Now I'll be the first to admit that if I knew so much about politics, I'd be writing this column from my office in the U.S. Senate. And "political experts" will be quick to point out that conversations with people in 17 states hardly constitutes a representative "scientific sampling" of American public opinion. But for those of us who favor Republicans in mayor's offices, and on city councils, state legislatures and governor's mansions, and GOP majorities in both houses of Congress, as even Karl Rove will have to acknowledge, disinterest is not a propitious sentiment.
This is no Red State-Blue State divide. And, at least for those who cared enough to bend my ear on the subject, the disaffection seems to leap age, economic and ethnic barriers. The most common complaints: "The GOP is out of touch with us"; "They just don't get it when it comes to our borders"; and "They're corrupt. All they care about is getting re-elected."

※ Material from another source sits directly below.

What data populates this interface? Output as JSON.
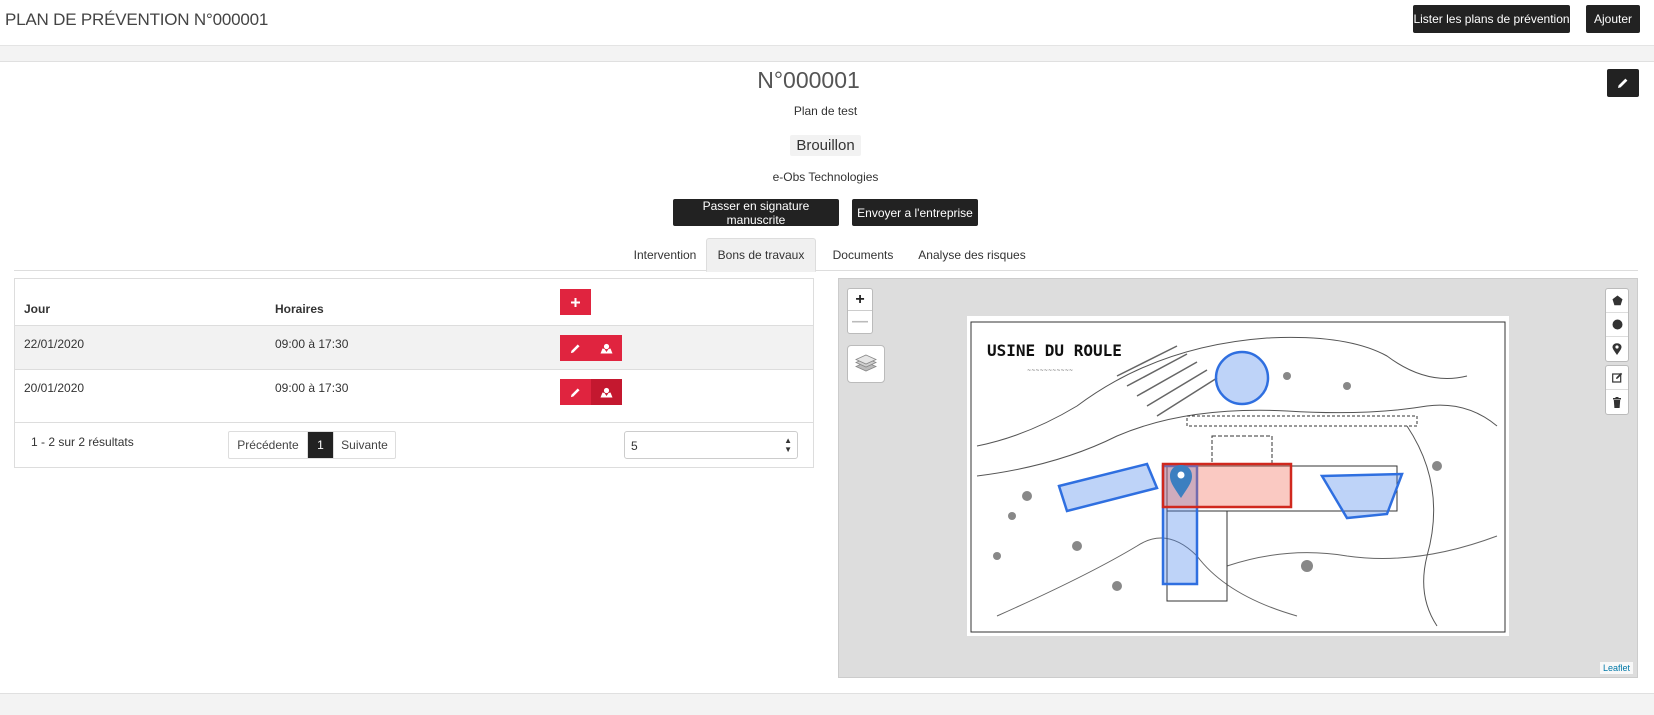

Tough stuff -- particularly for incumbents. It makes a person wonder who these elected officials are listening to during their lengthy recesses. No two issues are more indicative of the GOP's tin ear than the response of party officials to corruption in Washington and the vulnerability created by our porous borders.

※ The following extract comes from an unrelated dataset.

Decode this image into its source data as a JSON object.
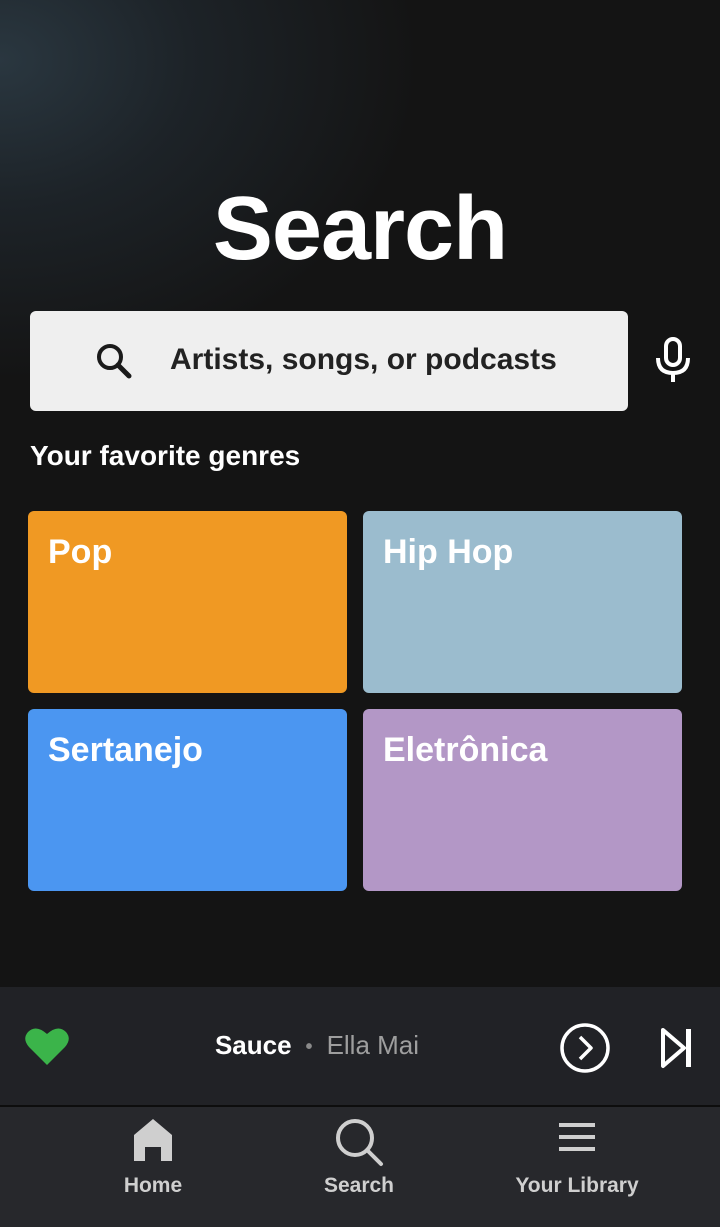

Last week, "leaders" in both parties raced to the microphones to insist that FBI agents with a proper search warrant not use evidence collected in the offices of Rep. William Jefferson, D-La.
Jefferson had apparently been videotaped accepting a $100,000 bribe, and agents allegedly found $90,000 in cool cash hidden in his freezer. To say that most Americans find it hard to accept that Jefferson's office shouldn't be searched by law enforcement under these circumstances is an understatement.
Republicans in the U.S. Senate have sent an equally baffling message on border security. Though recent polls show that Americans overwhelmingly support border protection first, and are opposed to amnesty for illegal aliens, the White House and the Senate insist on a "comprehensive immigration bill" that will eventually grant citizenship to millions of "illegals."
The GOP has fewer than 160 days to convince Americans to vote for them. "Us or them" won't cut it. Republicans have to give Americans reasons to vote -- or find themselves losing big five months from now.
Oliver North is a nationally syndicated columnist, the host of War Stories on the Fox News Channel, the author of the new novel Heroes Proved and the co-founder of Freedom Alliance, an organization that provides college scholarships to the children of U.S. military personnel killed or permanently disabled in the line of duty. Join Oliver North in Israel by going to www.olivernorthisrael.com.